Entries from a dataset of interfaces:

⟨

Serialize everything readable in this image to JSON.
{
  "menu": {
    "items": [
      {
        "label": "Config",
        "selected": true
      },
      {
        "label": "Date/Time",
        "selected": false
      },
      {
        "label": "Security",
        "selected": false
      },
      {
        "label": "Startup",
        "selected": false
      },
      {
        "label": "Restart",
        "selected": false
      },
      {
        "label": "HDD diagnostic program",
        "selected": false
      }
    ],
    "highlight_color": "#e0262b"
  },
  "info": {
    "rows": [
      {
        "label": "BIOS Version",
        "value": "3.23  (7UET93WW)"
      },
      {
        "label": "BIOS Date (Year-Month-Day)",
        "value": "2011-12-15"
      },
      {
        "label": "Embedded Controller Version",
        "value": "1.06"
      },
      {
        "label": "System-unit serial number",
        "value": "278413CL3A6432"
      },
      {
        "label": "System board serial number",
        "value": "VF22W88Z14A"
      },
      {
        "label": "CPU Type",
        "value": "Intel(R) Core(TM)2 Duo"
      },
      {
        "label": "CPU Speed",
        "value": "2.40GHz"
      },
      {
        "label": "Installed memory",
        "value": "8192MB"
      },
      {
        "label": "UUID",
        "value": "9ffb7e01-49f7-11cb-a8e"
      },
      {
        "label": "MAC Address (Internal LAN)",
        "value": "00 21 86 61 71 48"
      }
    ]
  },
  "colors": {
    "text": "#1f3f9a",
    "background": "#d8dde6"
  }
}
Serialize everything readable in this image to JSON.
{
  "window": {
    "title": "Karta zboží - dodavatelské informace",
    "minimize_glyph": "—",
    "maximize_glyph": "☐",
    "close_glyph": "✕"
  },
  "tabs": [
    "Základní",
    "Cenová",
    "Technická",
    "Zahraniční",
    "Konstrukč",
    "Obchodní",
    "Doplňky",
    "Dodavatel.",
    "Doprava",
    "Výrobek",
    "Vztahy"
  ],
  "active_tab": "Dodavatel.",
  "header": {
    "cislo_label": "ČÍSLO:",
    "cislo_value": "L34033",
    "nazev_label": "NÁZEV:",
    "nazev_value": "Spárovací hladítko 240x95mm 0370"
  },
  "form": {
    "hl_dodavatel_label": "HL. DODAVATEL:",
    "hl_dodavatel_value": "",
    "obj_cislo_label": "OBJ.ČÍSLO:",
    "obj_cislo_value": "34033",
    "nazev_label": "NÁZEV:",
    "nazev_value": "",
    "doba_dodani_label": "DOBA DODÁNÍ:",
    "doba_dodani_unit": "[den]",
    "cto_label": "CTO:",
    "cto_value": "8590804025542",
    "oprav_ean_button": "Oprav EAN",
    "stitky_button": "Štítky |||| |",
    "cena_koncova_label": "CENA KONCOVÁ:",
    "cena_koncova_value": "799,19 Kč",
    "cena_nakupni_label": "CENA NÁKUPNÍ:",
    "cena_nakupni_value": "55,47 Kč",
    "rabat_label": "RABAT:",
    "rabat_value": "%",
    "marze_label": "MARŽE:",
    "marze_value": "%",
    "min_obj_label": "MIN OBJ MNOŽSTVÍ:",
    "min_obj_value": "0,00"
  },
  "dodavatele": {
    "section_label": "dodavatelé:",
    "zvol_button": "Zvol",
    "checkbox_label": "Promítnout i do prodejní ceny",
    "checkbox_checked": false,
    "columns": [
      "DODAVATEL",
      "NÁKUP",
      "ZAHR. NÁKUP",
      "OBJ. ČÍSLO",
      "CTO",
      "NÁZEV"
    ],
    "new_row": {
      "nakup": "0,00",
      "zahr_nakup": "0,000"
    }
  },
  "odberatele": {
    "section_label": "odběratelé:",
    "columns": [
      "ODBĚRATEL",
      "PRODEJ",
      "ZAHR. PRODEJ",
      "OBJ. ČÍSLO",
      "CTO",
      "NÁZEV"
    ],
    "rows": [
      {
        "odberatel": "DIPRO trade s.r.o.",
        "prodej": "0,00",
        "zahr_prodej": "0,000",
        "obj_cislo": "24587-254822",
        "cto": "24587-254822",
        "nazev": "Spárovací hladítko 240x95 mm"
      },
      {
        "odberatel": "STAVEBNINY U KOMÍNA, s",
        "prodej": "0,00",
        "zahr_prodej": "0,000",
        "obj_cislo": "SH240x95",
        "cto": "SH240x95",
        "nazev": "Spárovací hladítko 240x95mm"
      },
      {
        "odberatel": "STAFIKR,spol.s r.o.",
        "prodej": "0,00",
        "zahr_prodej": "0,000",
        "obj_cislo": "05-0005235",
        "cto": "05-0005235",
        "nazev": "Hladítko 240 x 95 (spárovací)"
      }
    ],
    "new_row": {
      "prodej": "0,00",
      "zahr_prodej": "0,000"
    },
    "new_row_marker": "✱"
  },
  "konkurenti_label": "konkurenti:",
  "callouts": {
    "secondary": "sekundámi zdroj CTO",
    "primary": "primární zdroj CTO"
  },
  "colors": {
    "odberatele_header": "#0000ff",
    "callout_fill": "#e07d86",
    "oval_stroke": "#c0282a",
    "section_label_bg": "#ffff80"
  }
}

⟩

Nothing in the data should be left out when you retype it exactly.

Serialize everything readable in this image to JSON.
{
  "menu": {
    "items": [
      {
        "label": "Config",
        "selected": true
      },
      {
        "label": "Date/Time",
        "selected": false
      },
      {
        "label": "Security",
        "selected": false
      },
      {
        "label": "Startup",
        "selected": false
      },
      {
        "label": "Restart",
        "selected": false
      },
      {
        "label": "HDD diagnostic program",
        "selected": false
      }
    ],
    "highlight_color": "#e0262b"
  },
  "info": {
    "rows": [
      {
        "label": "BIOS Version",
        "value": "3.23  (7UET93WW)"
      },
      {
        "label": "BIOS Date (Year-Month-Day)",
        "value": "2011-12-15"
      },
      {
        "label": "Embedded Controller Version",
        "value": "1.06"
      },
      {
        "label": "System-unit serial number",
        "value": "278413CL3A6432"
      },
      {
        "label": "System board serial number",
        "value": "VF22W88Z14A"
      },
      {
        "label": "CPU Type",
        "value": "Intel(R) Core(TM)2 Duo"
      },
      {
        "label": "CPU Speed",
        "value": "2.40GHz"
      },
      {
        "label": "Installed memory",
        "value": "8192MB"
      },
      {
        "label": "UUID",
        "value": "9ffb7e01-49f7-11cb-a8e"
      },
      {
        "label": "MAC Address (Internal LAN)",
        "value": "00 21 86 61 71 48"
      }
    ]
  },
  "colors": {
    "text": "#1f3f9a",
    "background": "#d8dde6"
  }
}
Serialize everything readable in this image to JSON.
{
  "window": {
    "title": "Karta zboží - dodavatelské informace",
    "minimize_glyph": "—",
    "maximize_glyph": "☐",
    "close_glyph": "✕"
  },
  "tabs": [
    "Základní",
    "Cenová",
    "Technická",
    "Zahraniční",
    "Konstrukč",
    "Obchodní",
    "Doplňky",
    "Dodavatel.",
    "Doprava",
    "Výrobek",
    "Vztahy"
  ],
  "active_tab": "Dodavatel.",
  "header": {
    "cislo_label": "ČÍSLO:",
    "cislo_value": "L34033",
    "nazev_label": "NÁZEV:",
    "nazev_value": "Spárovací hladítko 240x95mm 0370"
  },
  "form": {
    "hl_dodavatel_label": "HL. DODAVATEL:",
    "hl_dodavatel_value": "",
    "obj_cislo_label": "OBJ.ČÍSLO:",
    "obj_cislo_value": "34033",
    "nazev_label": "NÁZEV:",
    "nazev_value": "",
    "doba_dodani_label": "DOBA DODÁNÍ:",
    "doba_dodani_unit": "[den]",
    "cto_label": "CTO:",
    "cto_value": "8590804025542",
    "oprav_ean_button": "Oprav EAN",
    "stitky_button": "Štítky |||| |",
    "cena_koncova_label": "CENA KONCOVÁ:",
    "cena_koncova_value": "799,19 Kč",
    "cena_nakupni_label": "CENA NÁKUPNÍ:",
    "cena_nakupni_value": "55,47 Kč",
    "rabat_label": "RABAT:",
    "rabat_value": "%",
    "marze_label": "MARŽE:",
    "marze_value": "%",
    "min_obj_label": "MIN OBJ MNOŽSTVÍ:",
    "min_obj_value": "0,00"
  },
  "dodavatele": {
    "section_label": "dodavatelé:",
    "zvol_button": "Zvol",
    "checkbox_label": "Promítnout i do prodejní ceny",
    "checkbox_checked": false,
    "columns": [
      "DODAVATEL",
      "NÁKUP",
      "ZAHR. NÁKUP",
      "OBJ. ČÍSLO",
      "CTO",
      "NÁZEV"
    ],
    "new_row": {
      "nakup": "0,00",
      "zahr_nakup": "0,000"
    }
  },
  "odberatele": {
    "section_label": "odběratelé:",
    "columns": [
      "ODBĚRATEL",
      "PRODEJ",
      "ZAHR. PRODEJ",
      "OBJ. ČÍSLO",
      "CTO",
      "NÁZEV"
    ],
    "rows": [
      {
        "odberatel": "DIPRO trade s.r.o.",
        "prodej": "0,00",
        "zahr_prodej": "0,000",
        "obj_cislo": "24587-254822",
        "cto": "24587-254822",
        "nazev": "Spárovací hladítko 240x95 mm"
      },
      {
        "odberatel": "STAVEBNINY U KOMÍNA, s",
        "prodej": "0,00",
        "zahr_prodej": "0,000",
        "obj_cislo": "SH240x95",
        "cto": "SH240x95",
        "nazev": "Spárovací hladítko 240x95mm"
      },
      {
        "odberatel": "STAFIKR,spol.s r.o.",
        "prodej": "0,00",
        "zahr_prodej": "0,000",
        "obj_cislo": "05-0005235",
        "cto": "05-0005235",
        "nazev": "Hladítko 240 x 95 (spárovací)"
      }
    ],
    "new_row": {
      "prodej": "0,00",
      "zahr_prodej": "0,000"
    },
    "new_row_marker": "✱"
  },
  "konkurenti_label": "konkurenti:",
  "callouts": {
    "secondary": "sekundámi zdroj CTO",
    "primary": "primární zdroj CTO"
  },
  "colors": {
    "odberatele_header": "#0000ff",
    "callout_fill": "#e07d86",
    "oval_stroke": "#c0282a",
    "section_label_bg": "#ffff80"
  }
}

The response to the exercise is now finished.